Who was fighting in Iraq during WWI? Allied Powers British forces comprised of: British, Indian, and Australian troops Central Powers The Ottoman Empire: Turks (on the side of the central powers)
Specific battles, revolts, or other events that took place during WWI: The Mesopotamia Campaign 1914 – WWI in the region later known as Iraq – The Fao Landing (Al Faw) November, 1914 British offensive begins small port in modern Iraq near the Shatt al-Arab and the Persian Gulf Battle of Shaiba – April 12-14 1915 – Push toward Bagdad – British Success The Siege of Kut/ The Battle of Kut – Dec. 7 1915 – April 29 1916 – British attempt at push toward Bagdad – British surrender (humiliating) Capture Bagdad 1917 Armistice of Mudros signed 1918 – March 1917 – Proclamation of Bagdad – General Maude “our armies do not come into your cities and lands and conquers or enemies, but as liberators”

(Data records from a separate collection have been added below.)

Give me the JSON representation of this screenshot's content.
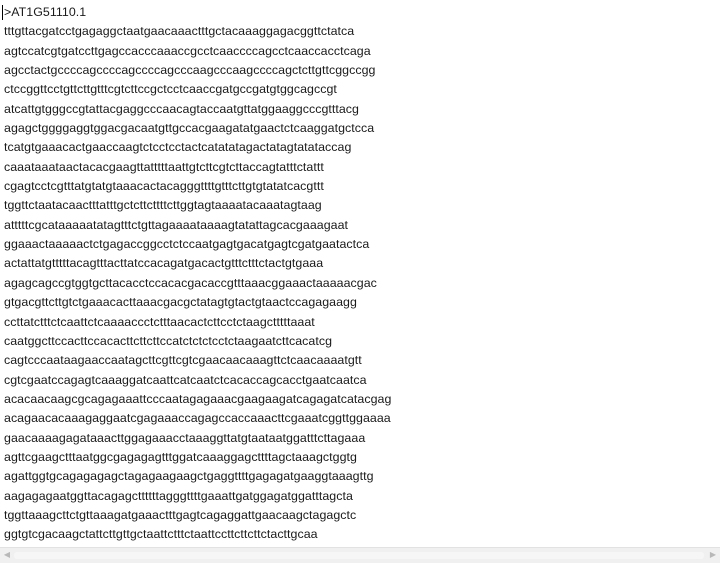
{
  "editor": {
    "lines": [
      ">AT1G51110.1",
      "tttgttacgatcctgagaggctaatgaacaaactttgctacaaaggagacggttctatca",
      "agtccatcgtgatccttgagccacccaaaccgcctcaaccccagcctcaaccacctcaga",
      "agcctactgccccagccccagccccagcccaagcccaagccccagctcttgttcggccgg",
      "ctccggttcctgttcttgtttcgtcttccgctcctcaaccgatgccgatgtggcagccgt",
      "atcattgtgggccgtattacgaggcccaacagtaccaatgttatggaaggcccgtttacg",
      "agagctggggaggtggacgacaatgttgccacgaagatatgaactctcaaggatgctcca",
      "tcatgtgaaacactgaaccaagtctcctcctactcatatatagactatagtatataccag",
      "caaataaataactacacgaagttatttttaattgtcttcgtcttaccagtatttctattt",
      "cgagtcctcgtttatgtatgtaaacactacagggttttgtttcttgtgtatatcacgttt",
      "tggttctaatacaactttatttgctcttcttttcttggtagtaaaatacaaatagtaag",
      "atttttcgcataaaaatatagtttctgttagaaaataaaagtatattagcacgaaagaat",
      "ggaaactaaaaactctgagaccggcctctccaatgagtgacatgagtcgatgaatactca",
      "actattatgtttttacagtttacttatccacagatgacactgtttctttctactgtgaaa",
      "agagcagccgtggtgcttacacctccacacgacaccgtttaaacggaaactaaaaacgac",
      "gtgacgttcttgtctgaaacacttaaacgacgctatagtgtactgtaactccagagaagg",
      "ccttatctttctcaattctcaaaaccctctttaacactcttcctctaagctttttaaat",
      "caatggcttccacttccacacttcttcttccatctctctcctctaagaatcttcacatcg",
      "cagtcccaataagaaccaatagcttcgttcgtcgaacaacaaagttctcaacaaaatgtt",
      "cgtcgaatccagagtcaaaggatcaattcatcaatctcacaccagcacctgaatcaatca",
      "acacaacaagcgcagagaaattcccaatagagaaacgaagaagatcagagatcatacgag",
      "acagaacacaaagaggaatcgagaaaccagagccaccaaacttcgaaatcggttggaaaa",
      "gaacaaaagagataaacttggagaaacctaaaggttatgtaataatggatttcttagaaa",
      "agttcgaagctttaatggcgagagagtttggatcaaaggagcttttagctaaagctggtg",
      "agattggtgcagagagagctagagaagaagctgaggttttgagagatgaaggtaaagttg",
      "aagagagaatggttacagagcttttttagggttttgaaattgatggagatggatttagcta",
      "tggttaaagcttctgttaaagatgaaactttgagtcagaggattgaacaagctagagctc",
      "ggtgtcgacaagctattcttgttgctaattctttctaattccttcttcttctacttgcaa",
      "attgagtcaaaagtctatgaattttgtttatagttttacacaaaacagagcttcttcatc"
    ]
  }
}
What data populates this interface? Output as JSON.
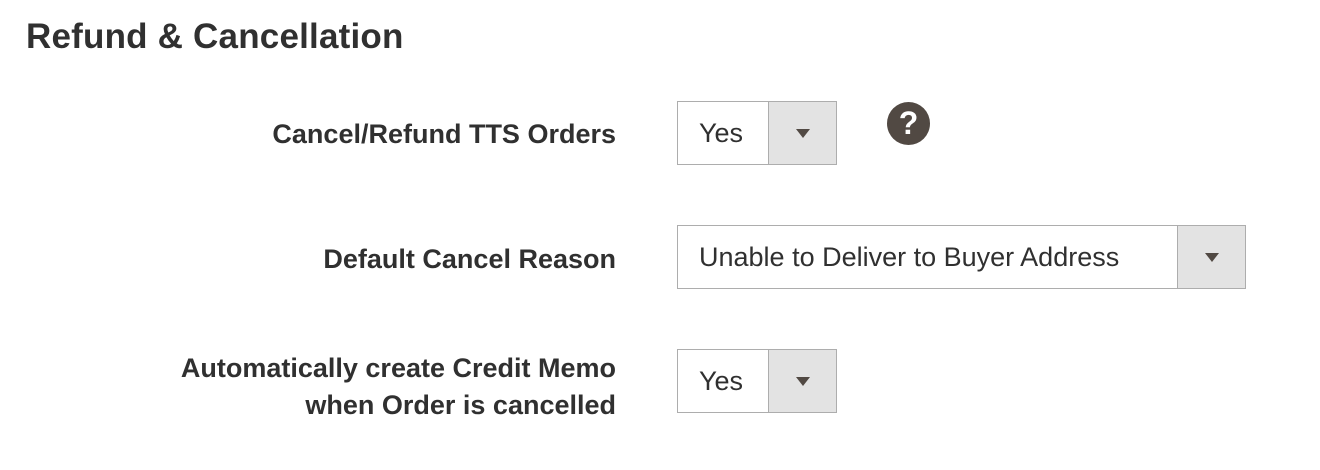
{
  "section": {
    "title": "Refund & Cancellation"
  },
  "fields": {
    "cancel_refund": {
      "label": "Cancel/Refund TTS Orders",
      "value": "Yes",
      "help_glyph": "?"
    },
    "cancel_reason": {
      "label": "Default Cancel Reason",
      "value": "Unable to Deliver to Buyer Address"
    },
    "credit_memo": {
      "label_line1": "Automatically create Credit Memo",
      "label_line2": "when Order is cancelled",
      "value": "Yes"
    }
  },
  "icons": {
    "dropdown": "triangle-down-icon",
    "help": "question-circle-icon"
  },
  "colors": {
    "text": "#303030",
    "border": "#adadad",
    "arrow_bg": "#e3e3e3",
    "icon": "#514943"
  }
}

What peace agreement(s) and treaty (ies) were relevant to Iraq? Armistice of Mudros - October 20, 1918 – Ended the campaign in the region, and the Ottoman Empire 1919 Paris Peace Conference, Article 22 of the League of Nations Covenant – Iraq is formally made, a Class A mandate entrusted to Britain (completed April 25, 1920) Cairo Conference of 1921 – In effort to reduce expenses and deal with uprisings of various areas of the population, the British establish parameters for Iraqi political life – Select Faysal (an Arab, ex King of Syria) as Iraq’s 1 st King – Iraqi Army is founded Organic Law of 1925 – Establishes government structure: constitutional monarchy, parliamentary government and bicameral legislature – State Religion: Islam 1925 Agreement (Britain & Iraq) Iraq Petroleum Company – 75 year concession, royalty payments/ton of oil – Excluded Iraq from having any ownership British Motivation? Save money Appear supportive of Iraq independence Gain control of oil resources

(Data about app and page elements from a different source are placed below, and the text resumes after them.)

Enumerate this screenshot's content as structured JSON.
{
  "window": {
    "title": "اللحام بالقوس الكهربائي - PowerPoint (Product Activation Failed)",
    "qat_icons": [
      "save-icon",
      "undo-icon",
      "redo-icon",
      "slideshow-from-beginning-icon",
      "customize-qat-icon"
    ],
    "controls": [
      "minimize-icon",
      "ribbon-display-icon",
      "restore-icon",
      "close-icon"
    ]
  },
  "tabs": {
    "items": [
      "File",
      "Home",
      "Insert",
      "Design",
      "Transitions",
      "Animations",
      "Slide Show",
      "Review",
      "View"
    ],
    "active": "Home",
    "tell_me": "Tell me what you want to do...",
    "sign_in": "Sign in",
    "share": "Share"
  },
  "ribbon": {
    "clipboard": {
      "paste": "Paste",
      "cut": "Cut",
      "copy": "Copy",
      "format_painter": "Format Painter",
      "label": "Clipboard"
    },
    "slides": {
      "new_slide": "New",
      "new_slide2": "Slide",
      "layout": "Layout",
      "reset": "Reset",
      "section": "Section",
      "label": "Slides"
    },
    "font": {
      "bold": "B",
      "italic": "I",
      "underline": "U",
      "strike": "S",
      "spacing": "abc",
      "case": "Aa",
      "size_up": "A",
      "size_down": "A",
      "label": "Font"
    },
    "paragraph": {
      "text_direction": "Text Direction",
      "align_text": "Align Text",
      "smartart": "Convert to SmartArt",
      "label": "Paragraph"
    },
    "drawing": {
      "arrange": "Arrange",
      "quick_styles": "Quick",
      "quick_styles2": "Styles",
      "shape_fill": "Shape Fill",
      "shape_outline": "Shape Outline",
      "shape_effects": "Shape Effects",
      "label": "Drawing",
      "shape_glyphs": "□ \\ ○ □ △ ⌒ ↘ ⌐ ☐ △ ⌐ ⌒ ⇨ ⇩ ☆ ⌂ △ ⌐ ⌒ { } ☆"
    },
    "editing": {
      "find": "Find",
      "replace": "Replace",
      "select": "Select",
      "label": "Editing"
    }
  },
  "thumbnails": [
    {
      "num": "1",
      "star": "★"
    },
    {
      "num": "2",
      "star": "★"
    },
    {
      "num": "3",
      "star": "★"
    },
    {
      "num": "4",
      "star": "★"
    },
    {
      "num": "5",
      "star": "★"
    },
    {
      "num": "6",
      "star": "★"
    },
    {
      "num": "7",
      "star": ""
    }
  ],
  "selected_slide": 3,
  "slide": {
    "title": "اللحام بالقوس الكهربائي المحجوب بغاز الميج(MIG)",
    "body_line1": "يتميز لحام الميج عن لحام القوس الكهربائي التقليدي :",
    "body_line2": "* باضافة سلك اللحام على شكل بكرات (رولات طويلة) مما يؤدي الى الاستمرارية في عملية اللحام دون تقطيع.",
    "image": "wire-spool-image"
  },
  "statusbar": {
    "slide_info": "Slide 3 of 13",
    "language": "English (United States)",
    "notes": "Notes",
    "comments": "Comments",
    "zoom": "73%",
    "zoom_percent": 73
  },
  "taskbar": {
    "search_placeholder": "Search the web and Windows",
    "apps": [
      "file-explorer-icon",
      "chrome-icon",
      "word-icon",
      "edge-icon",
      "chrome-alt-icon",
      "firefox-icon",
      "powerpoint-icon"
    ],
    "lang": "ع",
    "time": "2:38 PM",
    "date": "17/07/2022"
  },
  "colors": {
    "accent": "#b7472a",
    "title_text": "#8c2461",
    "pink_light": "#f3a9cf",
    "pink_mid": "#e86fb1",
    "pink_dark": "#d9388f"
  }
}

Anglo-Iraqi Treaty (1930) – Iraq to gain full independence within two years – Gave the British almost unlimited rights to base military forces in Iraq The British could: – maintain air bases near Basra and Habbaniya “in times of peace” – have the right of transit for military forces and supplies “at all times” – use all railways, rivers, ports, and airways for the passage of armed forces “during times of war” – control the development of the Iraqi armed forces: » All Iraqi forces trained abroad must be trained in Britain » All foreign military instructors must be British » All foreign military supplies be supplied by Britain 1932, Iraq receives formal independence and was admitted into the League of Nations.
What happened after the war? British Influence and control Instability – Three regions become the state of Iraq – Ethnically, culturally and religiously diverse – Power shift/lacking Iraqi Revolt, June 1920 (several months) – Armed revolt against the British – symbol of states rejection of foreign rule – Tribes of the Euphrates (Shia, Sunni, Kurdish) “Guardians of Independence” – Unsuccessful change in Iraq power/government Faysal and the “Non-Puppet Government” Efforts to unite peoples in the boundaries of Iraq Faysal dies of heart-attack in 1933

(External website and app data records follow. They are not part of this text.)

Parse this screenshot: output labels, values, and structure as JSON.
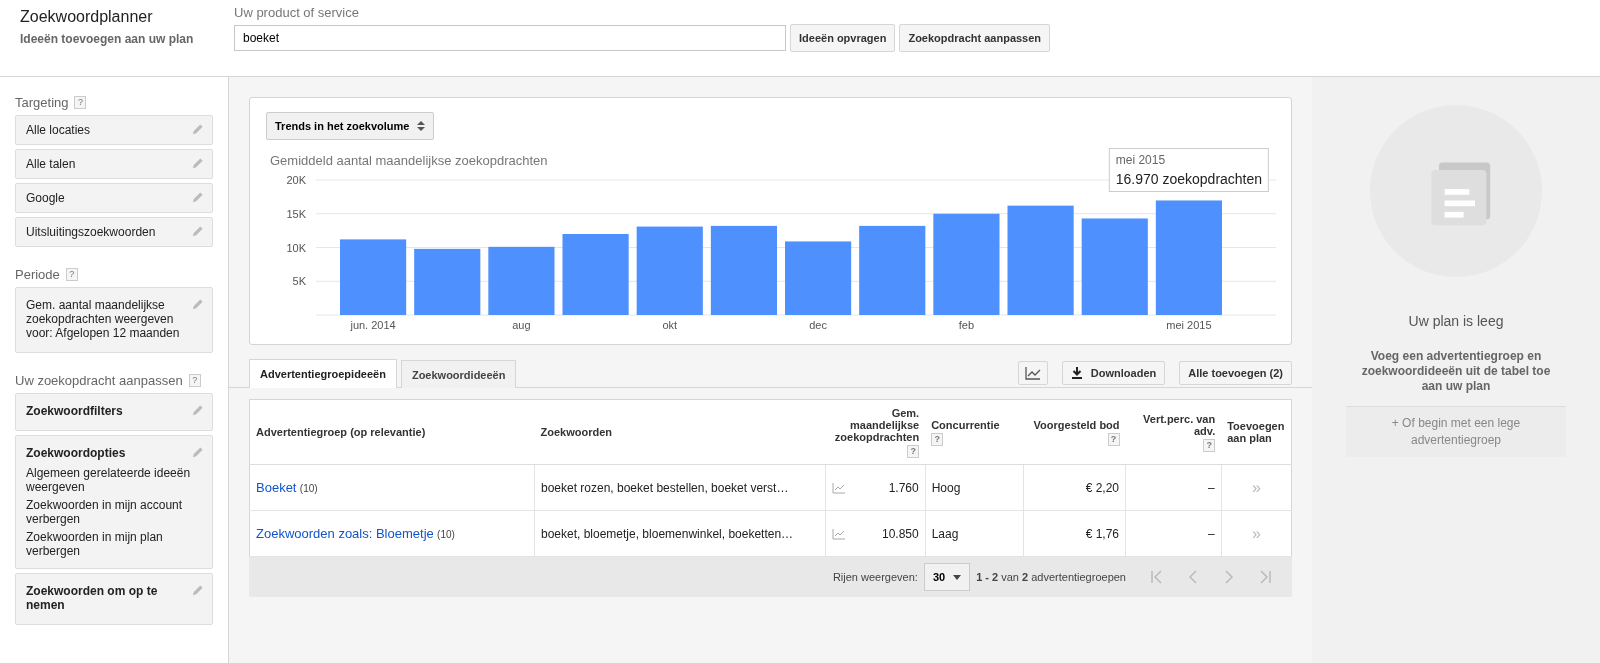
{
  "header": {
    "title": "Zoekwoordplanner",
    "subtitle": "Ideeën toevoegen aan uw plan",
    "product_label": "Uw product of service",
    "product_value": "boeket",
    "buttons": [
      "Ideeën opvragen",
      "Zoekopdracht aanpassen"
    ]
  },
  "sidebar": {
    "sections": [
      {
        "title": "Targeting",
        "help": "?",
        "items": [
          {
            "kind": "plain",
            "lines": [
              "Alle locaties"
            ]
          },
          {
            "kind": "plain",
            "lines": [
              "Alle talen"
            ]
          },
          {
            "kind": "plain",
            "lines": [
              "Google"
            ]
          },
          {
            "kind": "plain",
            "lines": [
              "Uitsluitingszoekwoorden"
            ]
          }
        ]
      },
      {
        "title": "Periode",
        "help": "?",
        "items": [
          {
            "kind": "text",
            "lines": [
              "Gem. aantal maandelijkse zoekopdrachten weergeven voor: Afgelopen 12 maanden"
            ]
          }
        ]
      },
      {
        "title": "Uw zoekopdracht aanpassen",
        "help": "?",
        "items": [
          {
            "kind": "bold",
            "lines": [
              "Zoekwoordfilters"
            ]
          },
          {
            "kind": "bold",
            "lines": [
              "Zoekwoordopties",
              "Algemeen gerelateerde ideeën weergeven",
              "Zoekwoorden in mijn account verbergen",
              "Zoekwoorden in mijn plan verbergen"
            ]
          },
          {
            "kind": "bold",
            "lines": [
              "Zoekwoorden om op te nemen"
            ]
          }
        ]
      }
    ]
  },
  "chart_panel": {
    "selector": "Trends in het zoekvolume",
    "tooltip": {
      "title": "mei 2015",
      "value": "16.970 zoekopdrachten"
    },
    "chart_data": {
      "type": "bar",
      "title": "Gemiddeld aantal maandelijkse zoekopdrachten",
      "categories": [
        "jun. 2014",
        null,
        "aug",
        null,
        "okt",
        null,
        "dec",
        null,
        "feb",
        null,
        null,
        "mei 2015"
      ],
      "grid": true,
      "series": [
        {
          "color": "#4d90fe",
          "values": [
            11200,
            9800,
            10100,
            12000,
            13100,
            13200,
            10900,
            13200,
            15000,
            16200,
            14300,
            16970
          ]
        }
      ],
      "ylim": [
        0,
        20000
      ],
      "yticks": [
        {
          "value": 5000,
          "label": "5K"
        },
        {
          "value": 10000,
          "label": "10K"
        },
        {
          "value": 15000,
          "label": "15K"
        },
        {
          "value": 20000,
          "label": "20K"
        }
      ]
    }
  },
  "tabs": [
    {
      "label": "Advertentiegroepideeën",
      "selected": true
    },
    {
      "label": "Zoekwoordideeën",
      "selected": false
    }
  ],
  "toolbar": {
    "download": "Downloaden",
    "add_all": "Alle toevoegen (2)"
  },
  "table": {
    "columns": [
      {
        "label": "Advertentiegroep (op relevantie)"
      },
      {
        "label": "Zoekwoorden"
      },
      {
        "label": "Gem. maandelijkse zoekopdrachten",
        "help": "?"
      },
      {
        "label": "Concurrentie",
        "help": "?"
      },
      {
        "label": "Voorgesteld bod",
        "help": "?"
      },
      {
        "label": "Vert.perc. van adv.",
        "help": "?"
      },
      {
        "label": "Toevoegen aan plan"
      }
    ],
    "rows": [
      {
        "group": "Boeket",
        "count": "(10)",
        "keywords": "boeket rozen, boeket bestellen, boeket verst…",
        "searches": "1.760",
        "competition": "Hoog",
        "bid": "€ 2,20",
        "share": "–",
        "add": "»"
      },
      {
        "group": "Zoekwoorden zoals: Bloemetje",
        "count": "(10)",
        "keywords": "boeket, bloemetje, bloemenwinkel, boeketten…",
        "searches": "10.850",
        "competition": "Laag",
        "bid": "€ 1,76",
        "share": "–",
        "add": "»"
      }
    ]
  },
  "pagination": {
    "rows_label": "Rijen weergeven:",
    "rows_value": "30",
    "range": "**1 - 2** van **2** advertentiegroepen"
  },
  "plan": {
    "title": "Uw plan is leeg",
    "message": "Voeg een advertentiegroep en zoekwoordideeën uit de tabel toe aan uw plan",
    "link": "+ Of begin met een lege advertentiegroep"
  }
}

When did the country actually achieve independence? 1932, Britain granted independence – Establish: Kingdom of Iraq Series of unsuccessful coup d’etats followed throughout the next 26 years 1958, coup d'état (July Revolution) – Overthrow of the Hashemite monarchy – Established: Republic of Iraq
What was happening to Iraq’s neighboring countries?